What is required
Repeat the data exactly, so that every line matches the original.

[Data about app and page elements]
Start of Block

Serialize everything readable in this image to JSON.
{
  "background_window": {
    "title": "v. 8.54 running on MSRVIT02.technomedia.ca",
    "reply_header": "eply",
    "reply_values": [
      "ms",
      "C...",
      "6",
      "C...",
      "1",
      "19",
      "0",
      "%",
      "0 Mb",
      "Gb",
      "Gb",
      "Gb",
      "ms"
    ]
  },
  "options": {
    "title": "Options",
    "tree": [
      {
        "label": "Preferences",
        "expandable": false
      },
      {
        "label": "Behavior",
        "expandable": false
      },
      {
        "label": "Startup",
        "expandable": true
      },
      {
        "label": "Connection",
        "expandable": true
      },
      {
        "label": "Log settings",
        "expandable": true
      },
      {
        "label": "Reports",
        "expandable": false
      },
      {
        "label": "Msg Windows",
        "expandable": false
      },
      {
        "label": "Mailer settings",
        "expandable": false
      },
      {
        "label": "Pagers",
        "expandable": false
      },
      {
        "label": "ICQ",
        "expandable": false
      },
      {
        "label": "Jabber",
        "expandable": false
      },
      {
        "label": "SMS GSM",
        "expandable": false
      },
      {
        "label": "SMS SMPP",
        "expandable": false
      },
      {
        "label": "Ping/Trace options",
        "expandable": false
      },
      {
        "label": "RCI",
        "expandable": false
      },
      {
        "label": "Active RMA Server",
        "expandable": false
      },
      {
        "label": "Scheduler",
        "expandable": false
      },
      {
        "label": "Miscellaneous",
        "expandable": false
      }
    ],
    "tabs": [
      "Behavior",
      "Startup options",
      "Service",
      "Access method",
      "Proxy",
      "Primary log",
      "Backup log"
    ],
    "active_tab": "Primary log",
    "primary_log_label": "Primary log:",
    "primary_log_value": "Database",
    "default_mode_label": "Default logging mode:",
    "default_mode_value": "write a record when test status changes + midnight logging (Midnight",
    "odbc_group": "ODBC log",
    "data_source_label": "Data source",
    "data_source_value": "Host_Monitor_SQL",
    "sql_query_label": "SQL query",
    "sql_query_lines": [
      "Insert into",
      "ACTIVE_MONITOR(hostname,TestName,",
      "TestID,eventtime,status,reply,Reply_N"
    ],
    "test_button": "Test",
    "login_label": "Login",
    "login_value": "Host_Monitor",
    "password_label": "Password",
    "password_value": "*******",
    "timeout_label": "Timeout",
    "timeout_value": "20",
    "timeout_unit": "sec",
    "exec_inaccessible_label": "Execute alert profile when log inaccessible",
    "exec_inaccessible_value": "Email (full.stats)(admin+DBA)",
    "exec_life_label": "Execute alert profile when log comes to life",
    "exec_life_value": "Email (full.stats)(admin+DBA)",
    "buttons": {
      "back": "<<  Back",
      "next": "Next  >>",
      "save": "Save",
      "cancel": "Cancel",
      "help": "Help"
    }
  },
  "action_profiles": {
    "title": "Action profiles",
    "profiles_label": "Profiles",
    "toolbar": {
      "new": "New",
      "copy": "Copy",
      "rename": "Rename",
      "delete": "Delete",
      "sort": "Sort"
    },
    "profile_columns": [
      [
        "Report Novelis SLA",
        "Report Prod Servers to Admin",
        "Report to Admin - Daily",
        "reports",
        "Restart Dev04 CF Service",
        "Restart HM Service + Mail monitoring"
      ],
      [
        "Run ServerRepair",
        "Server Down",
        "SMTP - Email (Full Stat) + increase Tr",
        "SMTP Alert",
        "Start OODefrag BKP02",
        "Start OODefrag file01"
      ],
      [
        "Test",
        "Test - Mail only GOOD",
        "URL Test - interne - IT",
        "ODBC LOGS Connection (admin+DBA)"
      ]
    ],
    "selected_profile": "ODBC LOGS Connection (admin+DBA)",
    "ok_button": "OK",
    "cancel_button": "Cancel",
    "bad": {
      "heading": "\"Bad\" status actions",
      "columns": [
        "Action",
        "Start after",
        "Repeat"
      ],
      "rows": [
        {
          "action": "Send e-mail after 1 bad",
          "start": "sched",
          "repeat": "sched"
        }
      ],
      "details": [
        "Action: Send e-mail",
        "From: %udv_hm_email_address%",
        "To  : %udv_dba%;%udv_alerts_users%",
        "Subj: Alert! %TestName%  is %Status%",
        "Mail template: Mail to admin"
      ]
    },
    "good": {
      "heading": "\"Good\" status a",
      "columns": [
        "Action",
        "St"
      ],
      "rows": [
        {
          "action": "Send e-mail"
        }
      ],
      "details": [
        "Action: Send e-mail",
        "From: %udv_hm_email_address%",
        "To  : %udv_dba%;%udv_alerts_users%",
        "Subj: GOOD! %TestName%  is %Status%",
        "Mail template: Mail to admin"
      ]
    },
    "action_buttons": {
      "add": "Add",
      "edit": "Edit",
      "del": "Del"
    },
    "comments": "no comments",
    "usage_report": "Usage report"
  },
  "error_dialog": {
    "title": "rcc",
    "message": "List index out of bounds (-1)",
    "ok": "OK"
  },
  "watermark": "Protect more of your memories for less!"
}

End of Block

Answer section
Serialize everything readable in this image to JSON.
{
  "background_window": {
    "title": "v. 8.54 running on MSRVIT02.technomedia.ca",
    "reply_header": "eply",
    "reply_values": [
      "ms",
      "C...",
      "6",
      "C...",
      "1",
      "19",
      "0",
      "%",
      "0 Mb",
      "Gb",
      "Gb",
      "Gb",
      "ms"
    ]
  },
  "options": {
    "title": "Options",
    "tree": [
      {
        "label": "Preferences",
        "expandable": false
      },
      {
        "label": "Behavior",
        "expandable": false
      },
      {
        "label": "Startup",
        "expandable": true
      },
      {
        "label": "Connection",
        "expandable": true
      },
      {
        "label": "Log settings",
        "expandable": true
      },
      {
        "label": "Reports",
        "expandable": false
      },
      {
        "label": "Msg Windows",
        "expandable": false
      },
      {
        "label": "Mailer settings",
        "expandable": false
      },
      {
        "label": "Pagers",
        "expandable": false
      },
      {
        "label": "ICQ",
        "expandable": false
      },
      {
        "label": "Jabber",
        "expandable": false
      },
      {
        "label": "SMS GSM",
        "expandable": false
      },
      {
        "label": "SMS SMPP",
        "expandable": false
      },
      {
        "label": "Ping/Trace options",
        "expandable": false
      },
      {
        "label": "RCI",
        "expandable": false
      },
      {
        "label": "Active RMA Server",
        "expandable": false
      },
      {
        "label": "Scheduler",
        "expandable": false
      },
      {
        "label": "Miscellaneous",
        "expandable": false
      }
    ],
    "tabs": [
      "Behavior",
      "Startup options",
      "Service",
      "Access method",
      "Proxy",
      "Primary log",
      "Backup log"
    ],
    "active_tab": "Primary log",
    "primary_log_label": "Primary log:",
    "primary_log_value": "Database",
    "default_mode_label": "Default logging mode:",
    "default_mode_value": "write a record when test status changes + midnight logging (Midnight",
    "odbc_group": "ODBC log",
    "data_source_label": "Data source",
    "data_source_value": "Host_Monitor_SQL",
    "sql_query_label": "SQL query",
    "sql_query_lines": [
      "Insert into",
      "ACTIVE_MONITOR(hostname,TestName,",
      "TestID,eventtime,status,reply,Reply_N"
    ],
    "test_button": "Test",
    "login_label": "Login",
    "login_value": "Host_Monitor",
    "password_label": "Password",
    "password_value": "*******",
    "timeout_label": "Timeout",
    "timeout_value": "20",
    "timeout_unit": "sec",
    "exec_inaccessible_label": "Execute alert profile when log inaccessible",
    "exec_inaccessible_value": "Email (full.stats)(admin+DBA)",
    "exec_life_label": "Execute alert profile when log comes to life",
    "exec_life_value": "Email (full.stats)(admin+DBA)",
    "buttons": {
      "back": "<<  Back",
      "next": "Next  >>",
      "save": "Save",
      "cancel": "Cancel",
      "help": "Help"
    }
  },
  "action_profiles": {
    "title": "Action profiles",
    "profiles_label": "Profiles",
    "toolbar": {
      "new": "New",
      "copy": "Copy",
      "rename": "Rename",
      "delete": "Delete",
      "sort": "Sort"
    },
    "profile_columns": [
      [
        "Report Novelis SLA",
        "Report Prod Servers to Admin",
        "Report to Admin - Daily",
        "reports",
        "Restart Dev04 CF Service",
        "Restart HM Service + Mail monitoring"
      ],
      [
        "Run ServerRepair",
        "Server Down",
        "SMTP - Email (Full Stat) + increase Tr",
        "SMTP Alert",
        "Start OODefrag BKP02",
        "Start OODefrag file01"
      ],
      [
        "Test",
        "Test - Mail only GOOD",
        "URL Test - interne - IT",
        "ODBC LOGS Connection (admin+DBA)"
      ]
    ],
    "selected_profile": "ODBC LOGS Connection (admin+DBA)",
    "ok_button": "OK",
    "cancel_button": "Cancel",
    "bad": {
      "heading": "\"Bad\" status actions",
      "columns": [
        "Action",
        "Start after",
        "Repeat"
      ],
      "rows": [
        {
          "action": "Send e-mail after 1 bad",
          "start": "sched",
          "repeat": "sched"
        }
      ],
      "details": [
        "Action: Send e-mail",
        "From: %udv_hm_email_address%",
        "To  : %udv_dba%;%udv_alerts_users%",
        "Subj: Alert! %TestName%  is %Status%",
        "Mail template: Mail to admin"
      ]
    },
    "good": {
      "heading": "\"Good\" status a",
      "columns": [
        "Action",
        "St"
      ],
      "rows": [
        {
          "action": "Send e-mail"
        }
      ],
      "details": [
        "Action: Send e-mail",
        "From: %udv_hm_email_address%",
        "To  : %udv_dba%;%udv_alerts_users%",
        "Subj: GOOD! %TestName%  is %Status%",
        "Mail template: Mail to admin"
      ]
    },
    "action_buttons": {
      "add": "Add",
      "edit": "Edit",
      "del": "Del"
    },
    "comments": "no comments",
    "usage_report": "Usage report"
  },
  "error_dialog": {
    "title": "rcc",
    "message": "List index out of bounds (-1)",
    "ok": "OK"
  },
  "watermark": "Protect more of your memories for less!"
}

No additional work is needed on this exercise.